YOUR INSTRUCTIONS = Print out each entry without alteration, and keep the pictures out.

-------- AVAILABLE DATA --------

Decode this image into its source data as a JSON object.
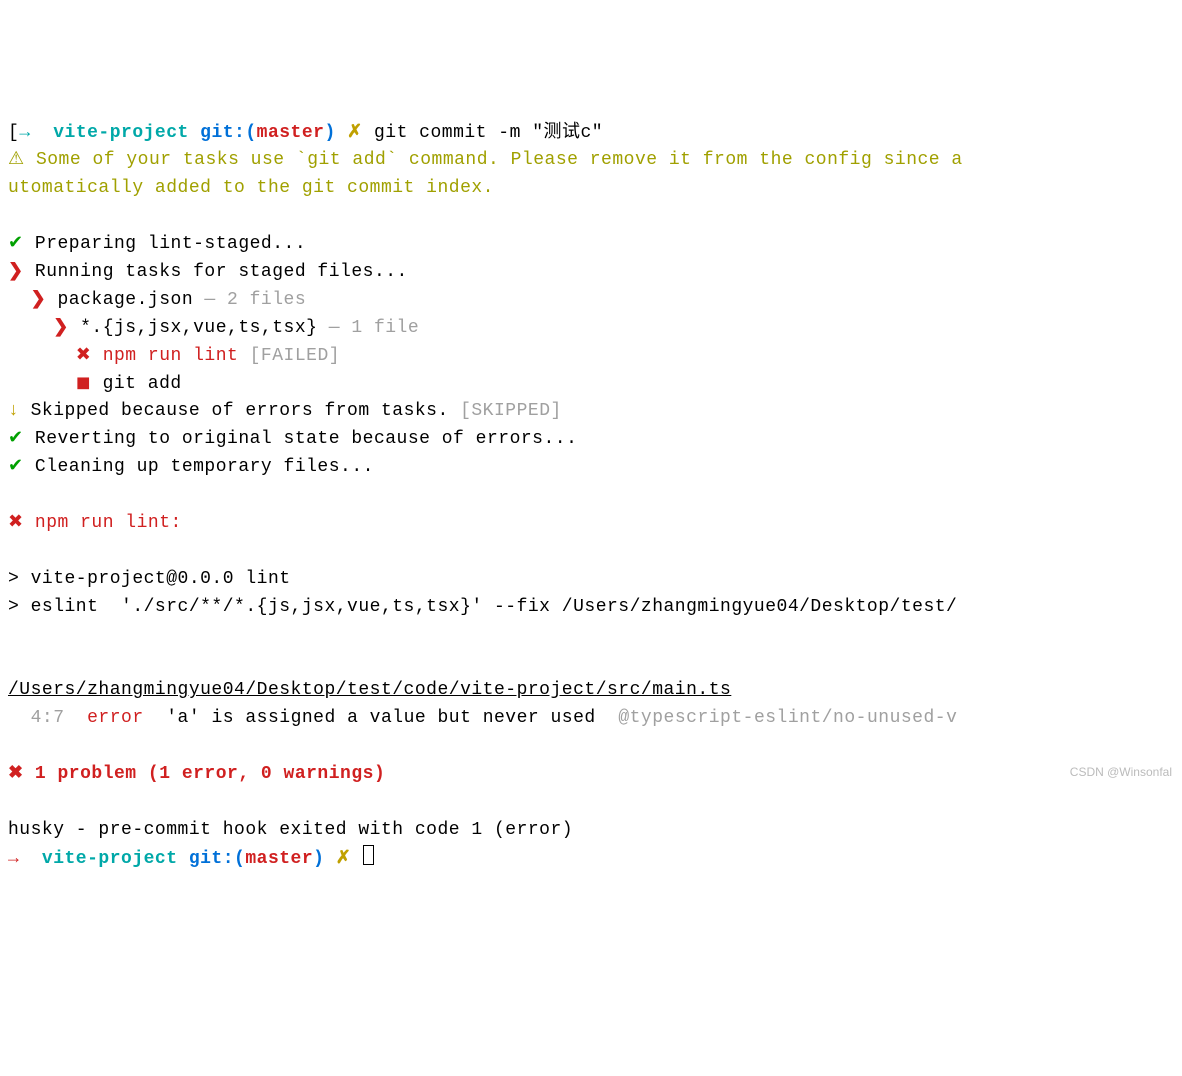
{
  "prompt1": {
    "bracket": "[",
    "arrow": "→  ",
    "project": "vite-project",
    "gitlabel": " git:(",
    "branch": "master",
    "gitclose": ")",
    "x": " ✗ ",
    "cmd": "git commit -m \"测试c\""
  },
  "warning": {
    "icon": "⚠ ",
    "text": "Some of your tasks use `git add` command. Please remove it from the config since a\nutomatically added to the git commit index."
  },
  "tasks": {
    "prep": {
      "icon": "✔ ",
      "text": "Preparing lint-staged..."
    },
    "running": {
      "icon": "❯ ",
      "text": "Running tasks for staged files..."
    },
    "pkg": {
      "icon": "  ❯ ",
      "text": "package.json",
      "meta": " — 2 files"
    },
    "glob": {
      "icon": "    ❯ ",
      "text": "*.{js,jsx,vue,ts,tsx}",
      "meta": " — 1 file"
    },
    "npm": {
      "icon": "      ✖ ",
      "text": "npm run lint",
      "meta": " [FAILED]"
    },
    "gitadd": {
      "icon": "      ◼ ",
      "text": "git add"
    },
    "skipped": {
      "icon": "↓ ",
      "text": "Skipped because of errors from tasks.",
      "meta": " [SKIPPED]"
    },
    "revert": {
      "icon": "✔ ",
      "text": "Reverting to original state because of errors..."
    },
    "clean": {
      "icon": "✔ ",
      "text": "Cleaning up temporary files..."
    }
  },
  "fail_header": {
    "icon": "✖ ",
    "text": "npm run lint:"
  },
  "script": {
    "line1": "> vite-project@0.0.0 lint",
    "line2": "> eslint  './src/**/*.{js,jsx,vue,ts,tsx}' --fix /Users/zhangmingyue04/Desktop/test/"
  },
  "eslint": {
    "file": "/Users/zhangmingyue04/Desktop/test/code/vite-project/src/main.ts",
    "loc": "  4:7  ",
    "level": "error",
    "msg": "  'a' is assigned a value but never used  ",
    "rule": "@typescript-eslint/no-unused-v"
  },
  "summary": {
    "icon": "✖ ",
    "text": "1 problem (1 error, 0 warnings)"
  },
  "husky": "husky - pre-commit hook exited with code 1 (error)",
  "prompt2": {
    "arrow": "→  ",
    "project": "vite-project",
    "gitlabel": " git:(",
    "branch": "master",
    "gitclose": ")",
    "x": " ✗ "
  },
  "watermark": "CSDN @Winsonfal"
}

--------

SOLVED PROBLEM =
Decode this image into its source data as a JSON object.
{
  "prompt1": {
    "bracket": "[",
    "arrow": "→  ",
    "project": "vite-project",
    "gitlabel": " git:(",
    "branch": "master",
    "gitclose": ")",
    "x": " ✗ ",
    "cmd": "git commit -m \"测试c\""
  },
  "warning": {
    "icon": "⚠ ",
    "text": "Some of your tasks use `git add` command. Please remove it from the config since a\nutomatically added to the git commit index."
  },
  "tasks": {
    "prep": {
      "icon": "✔ ",
      "text": "Preparing lint-staged..."
    },
    "running": {
      "icon": "❯ ",
      "text": "Running tasks for staged files..."
    },
    "pkg": {
      "icon": "  ❯ ",
      "text": "package.json",
      "meta": " — 2 files"
    },
    "glob": {
      "icon": "    ❯ ",
      "text": "*.{js,jsx,vue,ts,tsx}",
      "meta": " — 1 file"
    },
    "npm": {
      "icon": "      ✖ ",
      "text": "npm run lint",
      "meta": " [FAILED]"
    },
    "gitadd": {
      "icon": "      ◼ ",
      "text": "git add"
    },
    "skipped": {
      "icon": "↓ ",
      "text": "Skipped because of errors from tasks.",
      "meta": " [SKIPPED]"
    },
    "revert": {
      "icon": "✔ ",
      "text": "Reverting to original state because of errors..."
    },
    "clean": {
      "icon": "✔ ",
      "text": "Cleaning up temporary files..."
    }
  },
  "fail_header": {
    "icon": "✖ ",
    "text": "npm run lint:"
  },
  "script": {
    "line1": "> vite-project@0.0.0 lint",
    "line2": "> eslint  './src/**/*.{js,jsx,vue,ts,tsx}' --fix /Users/zhangmingyue04/Desktop/test/"
  },
  "eslint": {
    "file": "/Users/zhangmingyue04/Desktop/test/code/vite-project/src/main.ts",
    "loc": "  4:7  ",
    "level": "error",
    "msg": "  'a' is assigned a value but never used  ",
    "rule": "@typescript-eslint/no-unused-v"
  },
  "summary": {
    "icon": "✖ ",
    "text": "1 problem (1 error, 0 warnings)"
  },
  "husky": "husky - pre-commit hook exited with code 1 (error)",
  "prompt2": {
    "arrow": "→  ",
    "project": "vite-project",
    "gitlabel": " git:(",
    "branch": "master",
    "gitclose": ")",
    "x": " ✗ "
  },
  "watermark": "CSDN @Winsonfal"
}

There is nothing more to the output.